> _Data records_
◇ ◇ ◇ ◇ ◇ ◇ ◇
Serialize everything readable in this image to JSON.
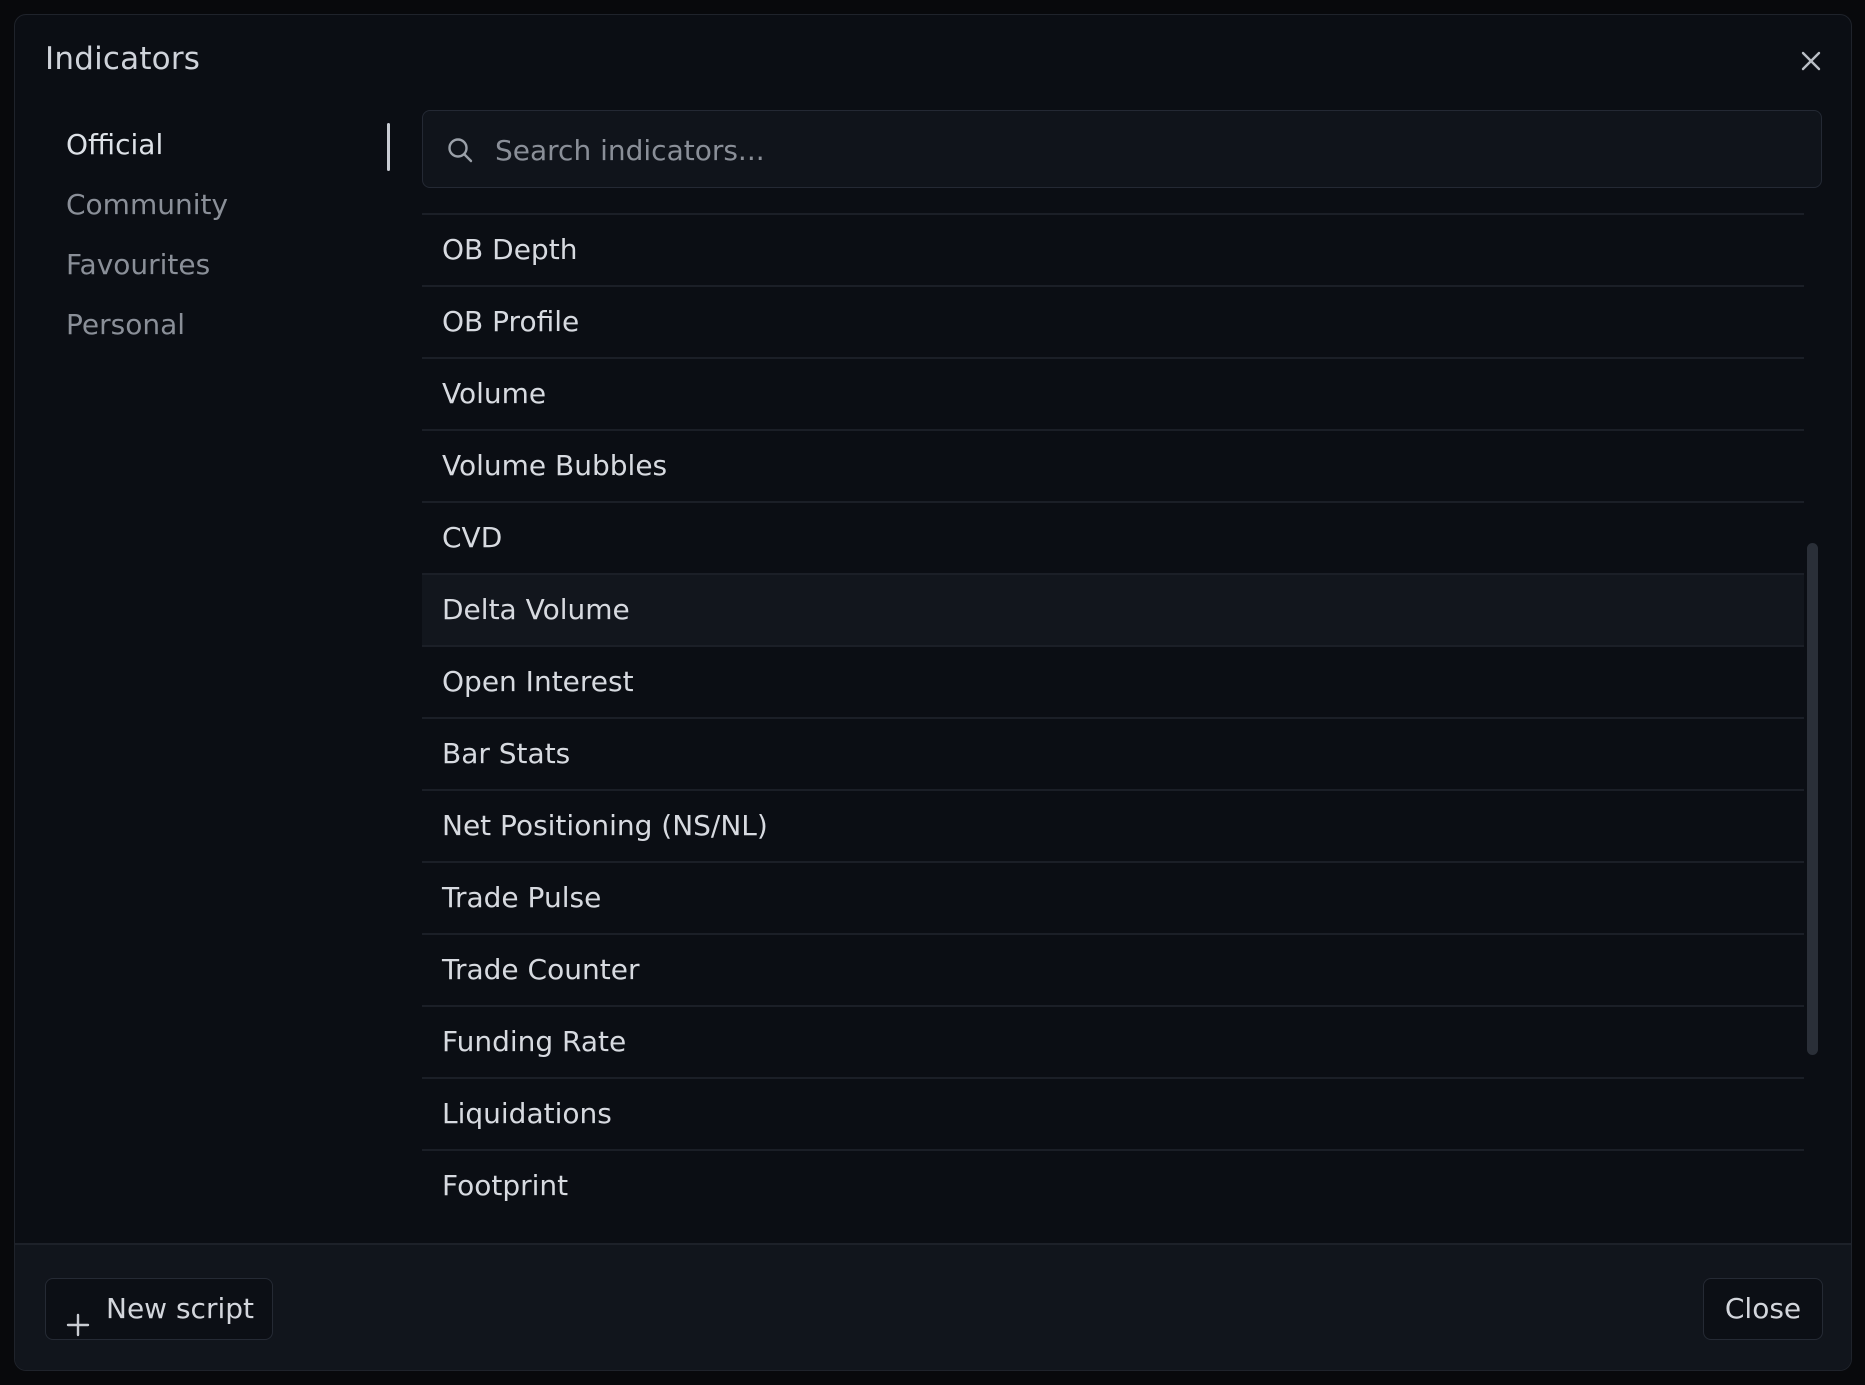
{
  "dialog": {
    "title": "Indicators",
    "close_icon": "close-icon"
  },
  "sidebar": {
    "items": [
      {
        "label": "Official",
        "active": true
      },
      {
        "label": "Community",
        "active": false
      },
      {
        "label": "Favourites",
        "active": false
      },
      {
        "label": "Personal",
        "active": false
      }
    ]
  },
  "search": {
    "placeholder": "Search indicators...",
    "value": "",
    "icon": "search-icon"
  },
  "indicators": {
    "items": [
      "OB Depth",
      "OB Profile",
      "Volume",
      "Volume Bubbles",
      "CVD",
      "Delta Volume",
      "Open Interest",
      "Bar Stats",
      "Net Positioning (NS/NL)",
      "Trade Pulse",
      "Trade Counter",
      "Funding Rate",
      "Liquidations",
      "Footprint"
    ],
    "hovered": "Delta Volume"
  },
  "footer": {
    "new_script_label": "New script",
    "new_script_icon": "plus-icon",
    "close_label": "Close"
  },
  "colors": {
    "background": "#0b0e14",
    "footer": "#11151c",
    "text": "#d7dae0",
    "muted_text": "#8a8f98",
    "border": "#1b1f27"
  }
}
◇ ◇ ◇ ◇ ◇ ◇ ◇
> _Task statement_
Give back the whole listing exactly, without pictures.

> _Exercise output_
Serialize everything readable in this image to JSON.
{
  "dialog": {
    "title": "Indicators",
    "close_icon": "close-icon"
  },
  "sidebar": {
    "items": [
      {
        "label": "Official",
        "active": true
      },
      {
        "label": "Community",
        "active": false
      },
      {
        "label": "Favourites",
        "active": false
      },
      {
        "label": "Personal",
        "active": false
      }
    ]
  },
  "search": {
    "placeholder": "Search indicators...",
    "value": "",
    "icon": "search-icon"
  },
  "indicators": {
    "items": [
      "OB Depth",
      "OB Profile",
      "Volume",
      "Volume Bubbles",
      "CVD",
      "Delta Volume",
      "Open Interest",
      "Bar Stats",
      "Net Positioning (NS/NL)",
      "Trade Pulse",
      "Trade Counter",
      "Funding Rate",
      "Liquidations",
      "Footprint"
    ],
    "hovered": "Delta Volume"
  },
  "footer": {
    "new_script_label": "New script",
    "new_script_icon": "plus-icon",
    "close_label": "Close"
  },
  "colors": {
    "background": "#0b0e14",
    "footer": "#11151c",
    "text": "#d7dae0",
    "muted_text": "#8a8f98",
    "border": "#1b1f27"
  }
}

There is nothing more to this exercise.